On February 6, 1971 Officer Cooper, an immigration agent, was on duty at the eastern tollgate of the turnpike. He had had about 16 years' experience as a United States Border Patrol agent, and had been on this particular duty for about two weeks. During this brief time, about 100 aliens illegally present in the country had been apprehended at the tollgate, and the officer was aware of this. Officer Cooper saw Granado's car draw up to the tollgate, carrying defendant and five male passengers. The officer testified that all six looked to him like "illegal Mexicans." Cooper knew none of the men, and did not have either arrest or search warrants or prior information concerning them. He asked defendant to pull his car to the side of the road and he then proceeded to question the men as to asking them where they had come from. The defendant replied in English that he came from Texas; the other five replied in Spanish that they were from Mexico. Officer Cooper then placed Granado under arrest for violation of 8 U.S.C. Sec. 1324(a) (2).
The only issue is whether the officer was justified in pulling the car over to the side of the road and interrogating its occupants; the court below held that he was not, and that therefore all information so obtained was to be excluded from evidence under the Fourth Amendment to the Constitution. The government claims that the officer's actions were justified under one or both of two immigration statutes: 8 U.S.C. Sec. 1225 and 8 U.S.C. Sec. 1357. However, in our view it is not necessary to consider these sections.

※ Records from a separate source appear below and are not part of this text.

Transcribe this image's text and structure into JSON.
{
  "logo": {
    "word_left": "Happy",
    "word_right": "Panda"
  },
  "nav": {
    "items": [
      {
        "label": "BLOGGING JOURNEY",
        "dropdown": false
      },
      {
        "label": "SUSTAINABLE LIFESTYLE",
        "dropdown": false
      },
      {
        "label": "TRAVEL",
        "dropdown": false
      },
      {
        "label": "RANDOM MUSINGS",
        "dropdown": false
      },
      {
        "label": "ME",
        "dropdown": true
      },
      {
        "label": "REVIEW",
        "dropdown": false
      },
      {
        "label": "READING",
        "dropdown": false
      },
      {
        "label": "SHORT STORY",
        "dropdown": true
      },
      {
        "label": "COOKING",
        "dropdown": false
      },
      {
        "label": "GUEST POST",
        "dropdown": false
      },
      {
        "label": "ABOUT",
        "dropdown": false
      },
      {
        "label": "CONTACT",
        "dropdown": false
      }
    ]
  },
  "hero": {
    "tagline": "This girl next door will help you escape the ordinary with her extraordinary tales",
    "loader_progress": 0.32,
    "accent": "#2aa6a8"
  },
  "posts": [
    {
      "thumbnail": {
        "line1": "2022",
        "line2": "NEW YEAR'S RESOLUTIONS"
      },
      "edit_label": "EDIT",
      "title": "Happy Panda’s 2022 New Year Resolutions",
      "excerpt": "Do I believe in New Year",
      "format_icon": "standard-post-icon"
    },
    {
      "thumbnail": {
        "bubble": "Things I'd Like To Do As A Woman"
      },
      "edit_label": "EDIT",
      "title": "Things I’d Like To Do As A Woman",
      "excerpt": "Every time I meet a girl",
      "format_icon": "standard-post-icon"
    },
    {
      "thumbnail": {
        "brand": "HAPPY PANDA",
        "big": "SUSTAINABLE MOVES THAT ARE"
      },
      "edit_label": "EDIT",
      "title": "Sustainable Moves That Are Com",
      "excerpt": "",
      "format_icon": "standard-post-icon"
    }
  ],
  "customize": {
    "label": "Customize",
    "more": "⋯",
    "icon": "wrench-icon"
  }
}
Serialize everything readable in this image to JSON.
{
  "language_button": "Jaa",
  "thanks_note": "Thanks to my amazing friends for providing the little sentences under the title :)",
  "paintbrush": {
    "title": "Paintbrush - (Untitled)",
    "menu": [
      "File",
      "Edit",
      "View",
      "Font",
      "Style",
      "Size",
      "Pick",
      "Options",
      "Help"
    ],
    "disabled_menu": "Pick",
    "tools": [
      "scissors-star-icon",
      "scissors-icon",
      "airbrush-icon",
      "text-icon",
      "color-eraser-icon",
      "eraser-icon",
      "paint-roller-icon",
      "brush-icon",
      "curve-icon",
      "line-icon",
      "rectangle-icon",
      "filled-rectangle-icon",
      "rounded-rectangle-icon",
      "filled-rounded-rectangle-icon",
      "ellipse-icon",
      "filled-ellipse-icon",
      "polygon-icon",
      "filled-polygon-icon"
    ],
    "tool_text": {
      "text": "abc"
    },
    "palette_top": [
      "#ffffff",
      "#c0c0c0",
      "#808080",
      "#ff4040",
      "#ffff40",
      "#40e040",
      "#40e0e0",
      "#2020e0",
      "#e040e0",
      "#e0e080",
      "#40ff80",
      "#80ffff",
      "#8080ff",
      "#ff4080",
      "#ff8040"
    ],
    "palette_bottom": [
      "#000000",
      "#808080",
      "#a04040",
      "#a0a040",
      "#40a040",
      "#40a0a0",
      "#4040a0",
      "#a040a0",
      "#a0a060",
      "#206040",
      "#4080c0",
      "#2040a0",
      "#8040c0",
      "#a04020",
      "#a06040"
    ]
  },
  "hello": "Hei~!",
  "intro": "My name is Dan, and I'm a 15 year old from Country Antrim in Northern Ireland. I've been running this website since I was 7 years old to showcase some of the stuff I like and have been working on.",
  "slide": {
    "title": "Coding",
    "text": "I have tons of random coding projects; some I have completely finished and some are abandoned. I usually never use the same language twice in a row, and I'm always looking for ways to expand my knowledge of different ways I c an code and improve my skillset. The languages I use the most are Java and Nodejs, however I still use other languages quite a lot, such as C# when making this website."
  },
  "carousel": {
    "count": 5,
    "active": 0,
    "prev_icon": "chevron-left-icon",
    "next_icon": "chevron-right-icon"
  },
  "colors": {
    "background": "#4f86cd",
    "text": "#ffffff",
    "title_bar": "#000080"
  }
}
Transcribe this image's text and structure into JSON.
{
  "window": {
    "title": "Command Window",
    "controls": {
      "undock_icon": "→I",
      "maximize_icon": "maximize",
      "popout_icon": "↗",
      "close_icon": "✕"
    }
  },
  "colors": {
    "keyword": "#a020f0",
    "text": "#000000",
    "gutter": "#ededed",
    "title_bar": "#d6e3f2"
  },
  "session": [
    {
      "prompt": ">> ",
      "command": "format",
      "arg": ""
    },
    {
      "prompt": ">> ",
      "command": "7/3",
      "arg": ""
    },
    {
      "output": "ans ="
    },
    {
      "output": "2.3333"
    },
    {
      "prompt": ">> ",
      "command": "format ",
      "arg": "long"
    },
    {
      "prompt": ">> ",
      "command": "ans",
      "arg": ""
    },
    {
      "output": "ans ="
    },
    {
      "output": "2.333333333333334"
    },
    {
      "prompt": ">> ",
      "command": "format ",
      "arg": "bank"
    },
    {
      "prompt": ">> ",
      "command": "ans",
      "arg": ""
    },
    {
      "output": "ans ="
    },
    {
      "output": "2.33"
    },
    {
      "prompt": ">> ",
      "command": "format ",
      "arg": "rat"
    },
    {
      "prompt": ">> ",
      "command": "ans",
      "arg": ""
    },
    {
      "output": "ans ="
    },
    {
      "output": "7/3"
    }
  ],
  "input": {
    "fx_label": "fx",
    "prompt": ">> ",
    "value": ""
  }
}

The distance from the Mexican border, some 800 miles, differentiates this situation from the entry into the United States which activates these provisions. The sole question here is whether there was an unlawful arrest and obtaining of information incident to arrest which was so tainted as to render it violative of the Fourth Amendment to the Constitution of the United States and therefore inadmissible.
This court has recently determined this question contrary to the position taken by the trial court in the instant case in United States of America v. Saldana, 453 F.2d 352 (10th Cir., December 7, 1971). It was held in Saldana that the kind of inquiry and detention with which we are here concerned did not constitute an arrest and was not unreasonable. In reaching its conclusion the court in Saldana applied the Supreme Court's decision in Terry v. Ohio, 392 U.S. 1, 88 S.Ct. 1868, 20 L.Ed.2d 889 (1968) which upheld temporary detention for limited investigatory purposes without a warrant and without probable cause on the basis that the invasion there involved was reasonable in the light of all surrounding circumstances. Also cited were recent decisions of this court in United States v. Gonzales, 435 F.2d 1004 (10th Cir. 1971) and United States v. Sanchez, 450 F.2d 525 (10th Cir. 1971).1
In the case at bar, the check or inquiry which the officer carried out was identical with that which occurred in Saldana. Indeed it took place at the identical tollgate and the officer's curiosity was aroused by virtually the same observations which were present in Saldana.
Accordingly, the action taken is subject to the very same ruling which was given in Saldana. Thus, as in the Saldana case, the judgment of the district court must be reversed and the cause remanded to the district court with directions to vacate the order suppressing the evidence as well as the order dismissing the charge.
See also Rios v. United States, 364 U.S. 253, 80 S.Ct. 1431, 4 L.Ed.2d 1688 (1960); United States v. Chadwick, 415 F.2d 167 (10th Cir. 1969); Sablowski v. United States, 403 F.2d 347 (10th Cir. 1968); and see Carpenter v. Sigler, 419 F.2d 169 (8th Cir. 1969); United States v. Madril, 445 F.2d 827 (9th Cir. 1971); United States v. Brown, 436 F.2d 702 (9th Cir. 1970); United States v. Harflinger, 436 F.2d 928 (8th Cir. 1970); Young v. United States, 140 U.S.App.D.C. 333, 435 F.2d 405 (1970); and United States v. Fallis, 414 F.2d 772 (9th Cir. 1969)